March 31, 2015
Institut National d’Histoire de l’Art, Paris
In 1770 colonial New Yorkers raised a gilded, lead, equestrian statue of the British monarch George III. In 1776 they violently destroyed it. Following a reading of the Declaration of Independence, a crowd tore the statue from its tall pedestal, scratched gold from its surface, dragged its parts through the streets, and eventually boiled it down into bullets for the Continental army. Yet if the statue was gone, it was hardly forgotten. Between the late eighteenth and early twentieth centuries, the tale of the statue’s destruction was endlessly retold in paintings, prints, poems, and historical texts—and even re-enacted as part of civic parades and pageants. Examining the relations between iconoclasm and surrogation, this talk explores how practices of visual and performative representation continually reanimated the historical memory of the statue and reinvented the act of negation that destroyed it.

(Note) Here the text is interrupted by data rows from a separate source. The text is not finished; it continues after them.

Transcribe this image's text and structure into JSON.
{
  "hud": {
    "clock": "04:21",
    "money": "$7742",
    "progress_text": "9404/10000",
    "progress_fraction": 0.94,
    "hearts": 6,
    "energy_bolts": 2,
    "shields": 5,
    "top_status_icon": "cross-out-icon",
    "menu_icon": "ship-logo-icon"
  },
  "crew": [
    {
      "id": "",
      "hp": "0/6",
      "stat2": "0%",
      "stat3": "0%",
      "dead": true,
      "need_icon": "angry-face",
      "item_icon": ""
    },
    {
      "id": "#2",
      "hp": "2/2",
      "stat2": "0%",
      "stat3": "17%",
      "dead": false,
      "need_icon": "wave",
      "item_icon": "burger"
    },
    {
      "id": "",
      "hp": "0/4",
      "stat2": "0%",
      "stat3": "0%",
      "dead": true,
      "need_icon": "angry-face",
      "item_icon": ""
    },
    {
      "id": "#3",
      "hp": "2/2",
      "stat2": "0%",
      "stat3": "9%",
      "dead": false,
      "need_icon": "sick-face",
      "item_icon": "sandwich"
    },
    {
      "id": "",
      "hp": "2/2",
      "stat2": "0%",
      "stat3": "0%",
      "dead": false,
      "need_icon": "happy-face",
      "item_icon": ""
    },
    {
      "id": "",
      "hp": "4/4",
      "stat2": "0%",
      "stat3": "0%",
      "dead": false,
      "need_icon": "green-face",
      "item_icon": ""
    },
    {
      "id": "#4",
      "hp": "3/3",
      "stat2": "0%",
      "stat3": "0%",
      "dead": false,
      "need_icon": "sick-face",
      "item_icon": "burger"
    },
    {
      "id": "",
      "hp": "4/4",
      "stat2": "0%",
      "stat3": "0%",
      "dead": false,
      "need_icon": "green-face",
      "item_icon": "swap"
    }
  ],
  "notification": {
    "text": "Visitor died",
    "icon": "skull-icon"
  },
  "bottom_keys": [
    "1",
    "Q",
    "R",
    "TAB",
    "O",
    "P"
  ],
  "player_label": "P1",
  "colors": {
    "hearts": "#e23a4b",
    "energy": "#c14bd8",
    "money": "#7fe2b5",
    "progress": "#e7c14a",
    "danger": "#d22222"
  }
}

This talk, by Wendy Bellion of the University of Delaware, inaugurates the conference “Erased, Replaced, Omitted, Denied: American Art and Negation,” held on April 1, 2015, at the Institut National d’Histoire de l’Art.